For a few years now, researchers have been able to use 3D printing for printing electronic circuits components. These components could then be assembled to create an electronic device.
Now in an article on Wiley Online Library a team of researchers at the University of Nottingham are describing an innovative process they have created allowing the 3D printing of a complete device, like a little robot, including the required electronic part.
3D printing works by printing layer after layer of material creating 3D structures. Normally only one type of material is being used. For printing a device, and its electronic components, several materials need to be used in each layer and in subsequent layer. The problem is not just of having a 3D printer able to manage different materials, it is also the consolidation of the different materials as they are printed.
The researchers have discovered that mixing silver nanoparticles in the various inks (one for each material) and exposing them to UV light lead to a quick solidification of the printed layer allowing the creation of precise structures (if the ink doesn’t get solid quickly enough it mixes with other inks). The silver nanoparticles adsorb the UV energy converting it into heat that evaporates the solvent keeping the ink in its liquid state.
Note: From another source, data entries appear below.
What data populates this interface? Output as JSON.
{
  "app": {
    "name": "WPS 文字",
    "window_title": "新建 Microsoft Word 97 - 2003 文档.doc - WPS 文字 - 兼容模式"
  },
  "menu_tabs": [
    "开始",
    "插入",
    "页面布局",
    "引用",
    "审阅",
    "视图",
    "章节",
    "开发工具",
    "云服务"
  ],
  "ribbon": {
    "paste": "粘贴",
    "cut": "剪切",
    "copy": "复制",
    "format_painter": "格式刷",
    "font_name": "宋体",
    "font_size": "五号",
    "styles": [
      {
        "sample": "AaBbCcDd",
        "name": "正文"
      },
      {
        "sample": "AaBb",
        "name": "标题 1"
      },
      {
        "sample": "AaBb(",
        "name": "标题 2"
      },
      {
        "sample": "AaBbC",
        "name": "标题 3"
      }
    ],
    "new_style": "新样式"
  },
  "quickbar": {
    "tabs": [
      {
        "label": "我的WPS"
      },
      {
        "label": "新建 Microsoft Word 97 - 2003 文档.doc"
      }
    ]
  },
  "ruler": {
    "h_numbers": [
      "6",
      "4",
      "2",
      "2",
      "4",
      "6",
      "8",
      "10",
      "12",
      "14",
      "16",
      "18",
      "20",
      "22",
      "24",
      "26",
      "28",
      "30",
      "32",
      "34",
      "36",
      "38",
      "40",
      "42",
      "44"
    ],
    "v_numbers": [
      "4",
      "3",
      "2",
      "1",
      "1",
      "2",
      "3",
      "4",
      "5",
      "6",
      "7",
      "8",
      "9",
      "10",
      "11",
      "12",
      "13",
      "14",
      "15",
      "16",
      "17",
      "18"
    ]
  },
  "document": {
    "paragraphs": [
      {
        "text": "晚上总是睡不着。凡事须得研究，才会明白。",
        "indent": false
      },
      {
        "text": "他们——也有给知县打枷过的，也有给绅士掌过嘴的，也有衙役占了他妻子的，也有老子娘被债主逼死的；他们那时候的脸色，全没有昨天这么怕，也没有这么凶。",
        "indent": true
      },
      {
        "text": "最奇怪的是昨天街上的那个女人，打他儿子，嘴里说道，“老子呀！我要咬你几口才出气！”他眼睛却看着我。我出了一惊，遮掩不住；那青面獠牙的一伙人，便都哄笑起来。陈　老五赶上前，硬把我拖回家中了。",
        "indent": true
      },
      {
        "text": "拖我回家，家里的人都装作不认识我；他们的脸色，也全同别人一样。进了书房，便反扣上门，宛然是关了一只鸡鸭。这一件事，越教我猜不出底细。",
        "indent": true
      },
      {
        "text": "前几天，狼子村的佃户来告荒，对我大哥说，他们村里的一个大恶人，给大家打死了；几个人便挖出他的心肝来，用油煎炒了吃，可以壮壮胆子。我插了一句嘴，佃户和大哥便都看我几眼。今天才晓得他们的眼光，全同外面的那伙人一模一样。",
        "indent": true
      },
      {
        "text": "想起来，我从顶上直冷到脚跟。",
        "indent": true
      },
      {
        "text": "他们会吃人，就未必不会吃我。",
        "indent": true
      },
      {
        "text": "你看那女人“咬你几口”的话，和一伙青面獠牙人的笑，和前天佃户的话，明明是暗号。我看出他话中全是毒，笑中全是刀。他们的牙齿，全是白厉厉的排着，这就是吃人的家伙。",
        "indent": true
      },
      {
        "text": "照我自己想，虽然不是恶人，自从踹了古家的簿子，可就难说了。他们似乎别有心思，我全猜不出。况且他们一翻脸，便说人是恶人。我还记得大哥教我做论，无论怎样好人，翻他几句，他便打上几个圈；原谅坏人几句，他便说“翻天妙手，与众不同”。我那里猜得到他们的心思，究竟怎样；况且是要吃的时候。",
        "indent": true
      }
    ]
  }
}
The interest in this news is the invention of this method to quickly solidify the ink. This can be applied to a variety of 3D printing needs further promoting the range of potential applications.